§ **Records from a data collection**
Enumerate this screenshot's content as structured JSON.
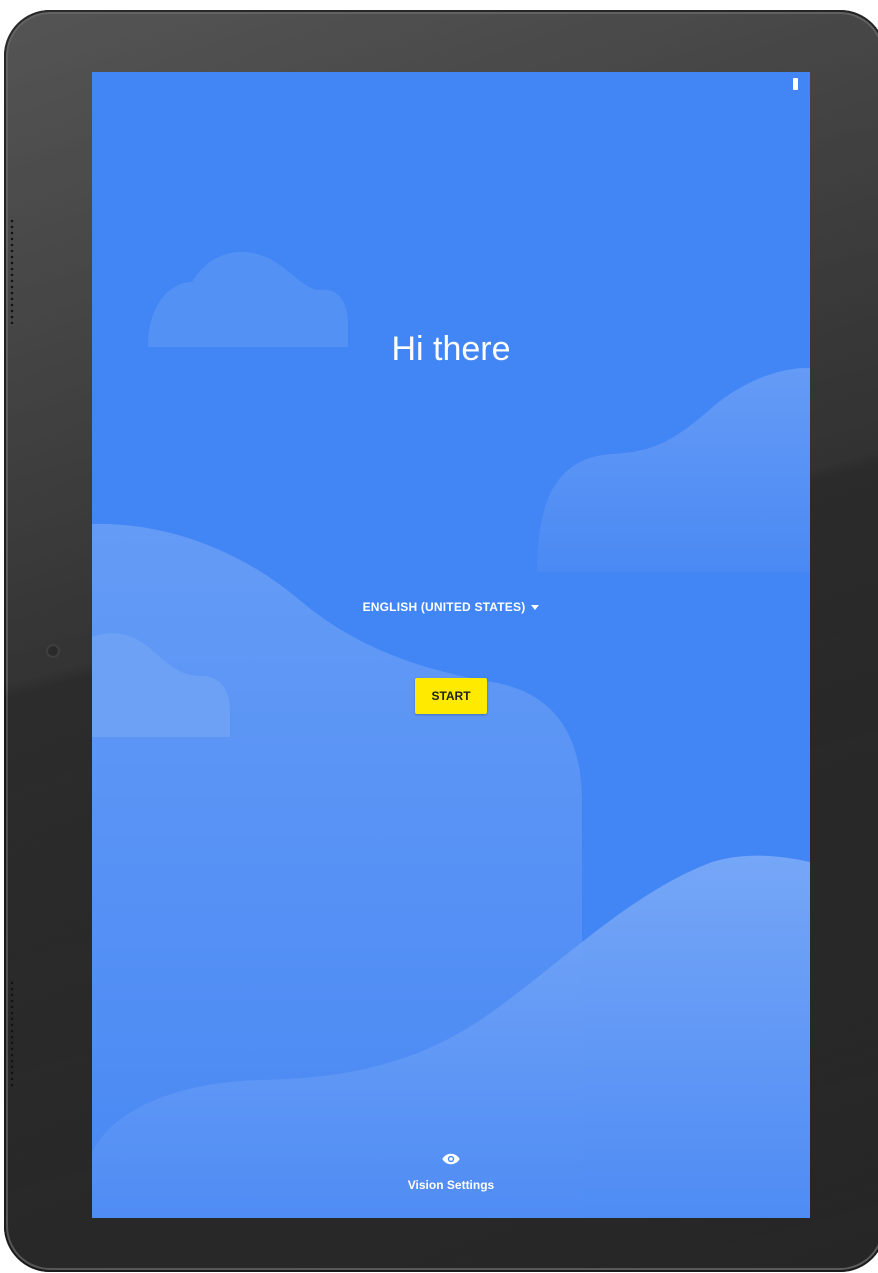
{
  "welcome": {
    "title": "Hi there",
    "language_selector": "ENGLISH (UNITED STATES)",
    "start_button": "START",
    "vision_settings": "Vision Settings"
  },
  "icons": {
    "language_caret": "chevron-down-icon",
    "vision": "eye-icon",
    "status": "battery-icon"
  },
  "colors": {
    "background": "#4285f4",
    "start_button": "#ffea00",
    "text": "#ffffff"
  }
}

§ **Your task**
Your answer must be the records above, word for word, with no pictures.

§ **Result**
Enumerate this screenshot's content as structured JSON.
{
  "welcome": {
    "title": "Hi there",
    "language_selector": "ENGLISH (UNITED STATES)",
    "start_button": "START",
    "vision_settings": "Vision Settings"
  },
  "icons": {
    "language_caret": "chevron-down-icon",
    "vision": "eye-icon",
    "status": "battery-icon"
  },
  "colors": {
    "background": "#4285f4",
    "start_button": "#ffea00",
    "text": "#ffffff"
  }
}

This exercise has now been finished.